(Nice to see the trailer-sailor love on the 1st page of this thread
RE small boats - well we're going into year 8 with a 19' ft micro cruiser and still loving it. It's more stable and drier than a dinghy
, yet still nimble and rewarding to sail, so a great choice if you're doing alot of daysailing, or want to grab a couple of hours on the water
after work. We sail her on Lake Ontario
and I've been out in up to 25 kt and still felt safe. We spend at least a couple long weekends a year "cruising" in the boat. Every year we trailer her somewhere new, like one of the many awesome cottage lakes, which is something you can't do as easily or at all with a larger boat. And you can own and maintain them for a song. I estimate the all-in cost of our boating
is less than smoking a pack a day.
I believe that it's best for beginners to take some sailing lessons
from a good club or school
. I was experienced before we got ours. That being said... do I believe that a beginner could buy a smaller sailboat (22 ft or smaller) and get comfortable with it fairly quickly?.
.. Yes, I do, if the person is keen, safety-conscious, and has someone around to show them the ropes and accompany them for the first few sails
What boat?
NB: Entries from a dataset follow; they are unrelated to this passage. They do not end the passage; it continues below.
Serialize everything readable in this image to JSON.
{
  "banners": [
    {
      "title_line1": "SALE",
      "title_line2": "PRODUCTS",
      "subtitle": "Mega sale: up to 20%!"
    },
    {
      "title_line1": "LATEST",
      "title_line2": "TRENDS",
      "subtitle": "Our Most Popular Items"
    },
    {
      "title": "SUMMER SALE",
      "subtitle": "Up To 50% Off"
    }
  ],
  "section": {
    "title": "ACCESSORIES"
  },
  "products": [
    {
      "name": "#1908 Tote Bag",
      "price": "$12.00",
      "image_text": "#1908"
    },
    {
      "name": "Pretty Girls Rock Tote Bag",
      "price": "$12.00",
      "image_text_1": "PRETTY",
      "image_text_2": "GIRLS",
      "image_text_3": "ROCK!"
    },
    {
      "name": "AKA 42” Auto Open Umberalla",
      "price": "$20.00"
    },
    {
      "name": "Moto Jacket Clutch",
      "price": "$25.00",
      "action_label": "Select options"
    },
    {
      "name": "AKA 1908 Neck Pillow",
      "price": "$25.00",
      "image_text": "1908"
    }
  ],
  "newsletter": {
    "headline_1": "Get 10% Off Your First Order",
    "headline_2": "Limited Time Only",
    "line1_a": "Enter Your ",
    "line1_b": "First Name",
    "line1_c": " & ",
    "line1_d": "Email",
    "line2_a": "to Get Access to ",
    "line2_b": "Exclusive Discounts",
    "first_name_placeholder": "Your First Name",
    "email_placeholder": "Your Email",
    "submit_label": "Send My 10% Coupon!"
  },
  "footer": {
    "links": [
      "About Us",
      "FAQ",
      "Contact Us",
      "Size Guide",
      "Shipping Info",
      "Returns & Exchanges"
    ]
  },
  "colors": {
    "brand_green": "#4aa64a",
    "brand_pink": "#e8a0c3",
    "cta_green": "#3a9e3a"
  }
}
There's lots of choice. The ones I like:
- Sandpiper 565 (ours, had to get a plug
- West Wight Potter 19' - also nice but a tad overrated in my opinion. Our boat went for about half what a used WWP 19 goes for, but I think we can sail circles around it.
- Precision 21
- Tanzer 22 - funny-looking, but reputedly one of the fastest best-pointing in the 22 range. And dirt cheap
- O'Day 23
- Halman 20 (Nordica 20) - beefy little cruisers. Not as fast as the above but very stable and meant for ocean
Any to avoid?
- Matilda 20. A friend had one, and it's got nice accommodations for a 20, but what a pig in the water! No fun to sail
26m or 26x - not to start a holy war, but they aren't much fun to sail OR motor
, in my opinion. They have really great accommodations for a 26. So my advice is that they're a lousy first boat and a poor daysailor, but once you have experience on another boat, and you think you want a Mac 26 as a cheap motorsailor... try it out before laying out the cash.
I strongly recommend researching small cruisers (one place to start
) and looking for owners' groups and opinions, and find out what is popular in your area.